We have performed a multicentre trial to assess the performance of three techniques for absolute quantification of cerebral metabolites using in vivo proton nuclear magnetic resonance (NMR). The techniques included were 1) an internal water standard method, 2) an external standard method based on phantom replacement, and 3) a more sophisticated method incorporating elements of both the internal and external standard approaches, together with compartmental analysis of brain water. Only the internal water standard technique could be readily implemented at all participating sites and gave acceptable precision and interlaboratory reproducibility. This method was insensitive to many of the experimental factors affecting the performance of the alternative techniques, including effects related to loading, standing waves and B1 inhomogeneities; and practical issues of phantom positioning, user expertise and examination duration. However, the internal water standard method assumes a value for the concentration of NMR-visible water within the spectroscopic volume of interest. In general, it is necessary to modify this assumed concentration on the basis of the grey matter, white matter and cerebrospinal fluid (CSF) content of the volume, and the NMR-visible water content of the grey and white matter fractions. Combining data from 11 sites, the concentrations of the principal NMR-visible metabolites in the brains of healthy subjects (age range 20-35 years) determined using the internal water standard method were (mean ± SD): [NAA] = 10.0 ± 3.4 mM (n = 53), [tCho] = 1.9 ± 1.0 mM (n = 51), [Cr + PCr] = 6.5 ± 3.7 mM (n = 51). Evidence of system instability and other sources of error at some participating sites reinforces the need for rigorous quality assurance in quantitative spectroscopy.

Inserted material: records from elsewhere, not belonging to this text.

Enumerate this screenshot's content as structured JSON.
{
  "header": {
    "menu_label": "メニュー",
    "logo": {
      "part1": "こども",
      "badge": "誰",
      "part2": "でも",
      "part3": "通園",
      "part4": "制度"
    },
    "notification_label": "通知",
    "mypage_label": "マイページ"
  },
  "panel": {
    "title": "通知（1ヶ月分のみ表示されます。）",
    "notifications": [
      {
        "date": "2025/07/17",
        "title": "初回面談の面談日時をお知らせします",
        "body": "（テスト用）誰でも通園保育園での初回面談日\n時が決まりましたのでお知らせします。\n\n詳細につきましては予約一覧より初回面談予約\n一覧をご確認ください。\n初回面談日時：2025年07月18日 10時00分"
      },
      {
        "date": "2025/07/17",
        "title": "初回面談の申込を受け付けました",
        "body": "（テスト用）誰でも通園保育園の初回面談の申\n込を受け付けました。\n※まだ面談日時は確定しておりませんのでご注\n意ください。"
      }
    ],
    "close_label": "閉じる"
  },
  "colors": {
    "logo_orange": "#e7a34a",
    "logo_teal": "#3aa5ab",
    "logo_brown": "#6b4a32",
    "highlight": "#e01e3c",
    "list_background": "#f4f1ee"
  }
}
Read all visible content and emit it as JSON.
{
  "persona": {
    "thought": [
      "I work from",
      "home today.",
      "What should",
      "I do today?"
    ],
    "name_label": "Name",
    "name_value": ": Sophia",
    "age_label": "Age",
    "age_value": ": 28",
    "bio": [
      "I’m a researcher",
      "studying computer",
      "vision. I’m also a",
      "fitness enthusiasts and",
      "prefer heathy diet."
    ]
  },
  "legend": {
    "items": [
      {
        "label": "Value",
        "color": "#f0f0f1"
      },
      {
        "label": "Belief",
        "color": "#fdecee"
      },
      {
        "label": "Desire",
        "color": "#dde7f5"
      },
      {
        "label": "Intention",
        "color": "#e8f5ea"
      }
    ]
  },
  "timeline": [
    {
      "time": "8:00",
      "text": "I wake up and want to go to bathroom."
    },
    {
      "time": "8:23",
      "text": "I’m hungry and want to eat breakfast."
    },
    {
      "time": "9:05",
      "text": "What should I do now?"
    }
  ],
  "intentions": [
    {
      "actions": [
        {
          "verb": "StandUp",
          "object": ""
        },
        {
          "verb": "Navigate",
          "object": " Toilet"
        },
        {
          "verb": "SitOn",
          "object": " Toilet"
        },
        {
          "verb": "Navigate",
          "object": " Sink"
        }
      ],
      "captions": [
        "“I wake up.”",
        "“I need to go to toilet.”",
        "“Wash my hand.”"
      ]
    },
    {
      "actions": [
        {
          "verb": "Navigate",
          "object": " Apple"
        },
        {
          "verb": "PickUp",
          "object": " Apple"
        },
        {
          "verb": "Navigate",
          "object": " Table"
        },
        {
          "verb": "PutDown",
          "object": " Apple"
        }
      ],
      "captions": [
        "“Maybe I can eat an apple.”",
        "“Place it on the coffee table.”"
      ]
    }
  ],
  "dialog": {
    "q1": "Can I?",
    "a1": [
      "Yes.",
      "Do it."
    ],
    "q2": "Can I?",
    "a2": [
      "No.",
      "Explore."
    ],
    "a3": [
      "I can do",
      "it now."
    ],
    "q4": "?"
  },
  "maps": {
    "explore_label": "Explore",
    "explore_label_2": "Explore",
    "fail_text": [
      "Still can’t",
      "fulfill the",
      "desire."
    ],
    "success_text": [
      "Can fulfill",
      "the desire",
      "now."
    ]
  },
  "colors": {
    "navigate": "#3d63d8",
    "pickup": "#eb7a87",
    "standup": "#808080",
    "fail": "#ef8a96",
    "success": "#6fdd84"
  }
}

Bibliographical noteFunding Information:
The authors gratefully acknowledge the financial support of the Commission of the European Communities (BIOMED 1 contract PL920432). D. Metzler was supported by the Austrian Ministry of Science (grant GZ 140.019/2-Pr/4/95), and M.C. Newbold by the Special Trustees of Guy’s Hospital (MB PhD award).
- Absolute quantification in MRS
- Human brain
- Instrumental calibration
- Test objects